━━━ Data to process

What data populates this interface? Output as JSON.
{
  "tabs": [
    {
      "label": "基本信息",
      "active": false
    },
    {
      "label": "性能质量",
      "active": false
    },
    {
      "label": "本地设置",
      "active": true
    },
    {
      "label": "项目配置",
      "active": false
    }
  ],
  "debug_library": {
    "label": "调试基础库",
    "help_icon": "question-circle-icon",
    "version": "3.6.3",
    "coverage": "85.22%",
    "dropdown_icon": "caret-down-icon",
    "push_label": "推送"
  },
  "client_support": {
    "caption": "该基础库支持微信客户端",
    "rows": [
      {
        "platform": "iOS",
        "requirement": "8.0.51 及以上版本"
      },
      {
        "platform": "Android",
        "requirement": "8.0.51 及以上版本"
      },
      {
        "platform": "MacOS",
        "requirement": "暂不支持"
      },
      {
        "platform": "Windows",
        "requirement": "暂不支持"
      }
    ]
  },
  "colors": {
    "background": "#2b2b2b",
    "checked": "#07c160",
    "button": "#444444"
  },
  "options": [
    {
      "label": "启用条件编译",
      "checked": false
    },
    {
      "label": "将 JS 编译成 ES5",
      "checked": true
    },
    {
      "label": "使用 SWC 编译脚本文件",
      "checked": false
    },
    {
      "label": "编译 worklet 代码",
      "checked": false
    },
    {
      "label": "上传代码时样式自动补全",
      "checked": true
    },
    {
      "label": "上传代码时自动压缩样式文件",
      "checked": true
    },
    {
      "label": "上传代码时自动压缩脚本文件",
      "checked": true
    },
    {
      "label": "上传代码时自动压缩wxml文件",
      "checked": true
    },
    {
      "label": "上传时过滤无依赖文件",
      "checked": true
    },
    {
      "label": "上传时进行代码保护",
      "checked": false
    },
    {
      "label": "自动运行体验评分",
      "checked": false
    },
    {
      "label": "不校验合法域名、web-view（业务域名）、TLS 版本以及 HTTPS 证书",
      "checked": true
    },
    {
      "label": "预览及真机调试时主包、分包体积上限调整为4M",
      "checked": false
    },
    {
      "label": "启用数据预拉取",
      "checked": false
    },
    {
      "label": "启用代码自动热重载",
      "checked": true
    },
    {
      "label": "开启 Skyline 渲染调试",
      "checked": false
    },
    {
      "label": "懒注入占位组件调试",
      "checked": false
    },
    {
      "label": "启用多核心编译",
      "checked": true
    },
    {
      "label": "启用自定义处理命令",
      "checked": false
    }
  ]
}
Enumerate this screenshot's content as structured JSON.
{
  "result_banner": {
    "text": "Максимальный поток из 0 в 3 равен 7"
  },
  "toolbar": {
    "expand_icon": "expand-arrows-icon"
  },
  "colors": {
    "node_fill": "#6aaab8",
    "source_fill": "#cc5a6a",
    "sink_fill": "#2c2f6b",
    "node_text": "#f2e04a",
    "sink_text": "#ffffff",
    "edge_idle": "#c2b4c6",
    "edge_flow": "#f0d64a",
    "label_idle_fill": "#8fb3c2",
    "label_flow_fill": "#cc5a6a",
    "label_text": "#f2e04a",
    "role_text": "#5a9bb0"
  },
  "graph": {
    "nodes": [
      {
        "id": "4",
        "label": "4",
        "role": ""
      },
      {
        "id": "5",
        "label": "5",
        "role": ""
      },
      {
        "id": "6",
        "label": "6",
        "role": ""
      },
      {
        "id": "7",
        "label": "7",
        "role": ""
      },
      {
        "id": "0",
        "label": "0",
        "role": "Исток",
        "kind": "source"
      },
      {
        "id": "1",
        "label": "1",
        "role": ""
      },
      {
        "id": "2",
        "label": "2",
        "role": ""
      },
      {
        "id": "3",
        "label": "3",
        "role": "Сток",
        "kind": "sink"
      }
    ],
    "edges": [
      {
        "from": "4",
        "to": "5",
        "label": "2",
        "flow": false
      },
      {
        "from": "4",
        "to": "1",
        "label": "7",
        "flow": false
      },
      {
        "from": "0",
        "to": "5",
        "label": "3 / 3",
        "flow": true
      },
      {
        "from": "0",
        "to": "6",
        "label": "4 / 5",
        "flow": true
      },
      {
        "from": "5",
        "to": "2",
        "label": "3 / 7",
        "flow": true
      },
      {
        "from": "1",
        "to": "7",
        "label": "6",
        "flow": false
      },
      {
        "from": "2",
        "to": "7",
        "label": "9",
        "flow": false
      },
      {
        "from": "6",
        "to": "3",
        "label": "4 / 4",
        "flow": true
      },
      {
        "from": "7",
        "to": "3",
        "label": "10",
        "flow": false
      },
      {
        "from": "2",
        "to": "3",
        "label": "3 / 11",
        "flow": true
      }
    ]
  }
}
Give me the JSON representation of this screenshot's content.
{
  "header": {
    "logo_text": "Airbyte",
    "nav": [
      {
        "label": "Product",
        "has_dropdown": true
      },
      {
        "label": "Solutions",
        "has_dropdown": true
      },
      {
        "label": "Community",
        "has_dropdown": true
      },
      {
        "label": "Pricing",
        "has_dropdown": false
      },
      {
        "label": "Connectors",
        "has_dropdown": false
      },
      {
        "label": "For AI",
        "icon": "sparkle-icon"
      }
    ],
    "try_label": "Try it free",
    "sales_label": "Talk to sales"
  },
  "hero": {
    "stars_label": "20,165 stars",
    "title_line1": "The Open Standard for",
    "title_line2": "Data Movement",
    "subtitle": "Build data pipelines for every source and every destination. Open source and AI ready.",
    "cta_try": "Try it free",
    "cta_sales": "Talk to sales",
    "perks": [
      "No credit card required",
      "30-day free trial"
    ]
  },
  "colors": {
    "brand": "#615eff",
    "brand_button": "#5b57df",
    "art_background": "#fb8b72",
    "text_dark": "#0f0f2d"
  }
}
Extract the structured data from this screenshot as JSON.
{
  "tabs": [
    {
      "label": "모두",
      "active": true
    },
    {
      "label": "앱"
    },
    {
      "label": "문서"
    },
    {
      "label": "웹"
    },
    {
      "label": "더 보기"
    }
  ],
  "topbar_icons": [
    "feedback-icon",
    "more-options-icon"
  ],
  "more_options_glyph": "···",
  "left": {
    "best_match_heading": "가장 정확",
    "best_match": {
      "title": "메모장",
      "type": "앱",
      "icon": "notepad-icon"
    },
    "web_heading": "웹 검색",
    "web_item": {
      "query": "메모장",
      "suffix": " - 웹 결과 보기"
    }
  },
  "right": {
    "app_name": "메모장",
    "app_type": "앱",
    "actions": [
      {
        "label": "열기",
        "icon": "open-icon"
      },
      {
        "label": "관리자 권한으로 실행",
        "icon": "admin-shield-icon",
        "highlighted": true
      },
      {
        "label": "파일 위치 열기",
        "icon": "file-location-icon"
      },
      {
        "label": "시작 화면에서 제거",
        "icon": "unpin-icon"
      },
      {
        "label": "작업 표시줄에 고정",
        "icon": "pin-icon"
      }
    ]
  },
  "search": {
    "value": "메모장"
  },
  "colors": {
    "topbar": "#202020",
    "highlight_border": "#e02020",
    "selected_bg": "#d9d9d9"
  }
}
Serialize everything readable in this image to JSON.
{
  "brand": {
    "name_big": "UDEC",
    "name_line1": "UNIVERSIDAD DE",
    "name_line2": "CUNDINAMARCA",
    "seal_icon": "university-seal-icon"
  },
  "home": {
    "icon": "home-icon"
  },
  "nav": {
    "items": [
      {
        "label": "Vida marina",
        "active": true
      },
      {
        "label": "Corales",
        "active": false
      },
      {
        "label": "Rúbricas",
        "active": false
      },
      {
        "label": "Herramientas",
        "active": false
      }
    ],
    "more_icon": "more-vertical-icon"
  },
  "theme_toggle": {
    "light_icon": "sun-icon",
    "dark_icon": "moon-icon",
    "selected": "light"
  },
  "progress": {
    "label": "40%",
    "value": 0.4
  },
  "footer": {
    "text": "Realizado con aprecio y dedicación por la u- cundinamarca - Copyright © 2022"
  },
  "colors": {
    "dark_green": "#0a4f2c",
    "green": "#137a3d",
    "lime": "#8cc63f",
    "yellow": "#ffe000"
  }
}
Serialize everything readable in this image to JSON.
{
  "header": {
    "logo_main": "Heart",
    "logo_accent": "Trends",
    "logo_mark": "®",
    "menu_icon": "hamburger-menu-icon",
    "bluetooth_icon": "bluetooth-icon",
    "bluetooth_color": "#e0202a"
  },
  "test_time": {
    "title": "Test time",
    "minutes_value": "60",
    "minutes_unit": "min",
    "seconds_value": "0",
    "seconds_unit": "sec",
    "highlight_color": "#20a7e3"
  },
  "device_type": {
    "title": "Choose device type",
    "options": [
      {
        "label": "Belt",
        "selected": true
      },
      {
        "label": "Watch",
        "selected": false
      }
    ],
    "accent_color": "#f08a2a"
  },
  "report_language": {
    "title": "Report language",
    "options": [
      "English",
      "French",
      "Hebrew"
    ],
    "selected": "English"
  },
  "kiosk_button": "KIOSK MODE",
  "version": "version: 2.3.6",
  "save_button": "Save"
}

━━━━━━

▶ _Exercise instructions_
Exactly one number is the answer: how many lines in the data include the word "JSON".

▶ _Answer section_
6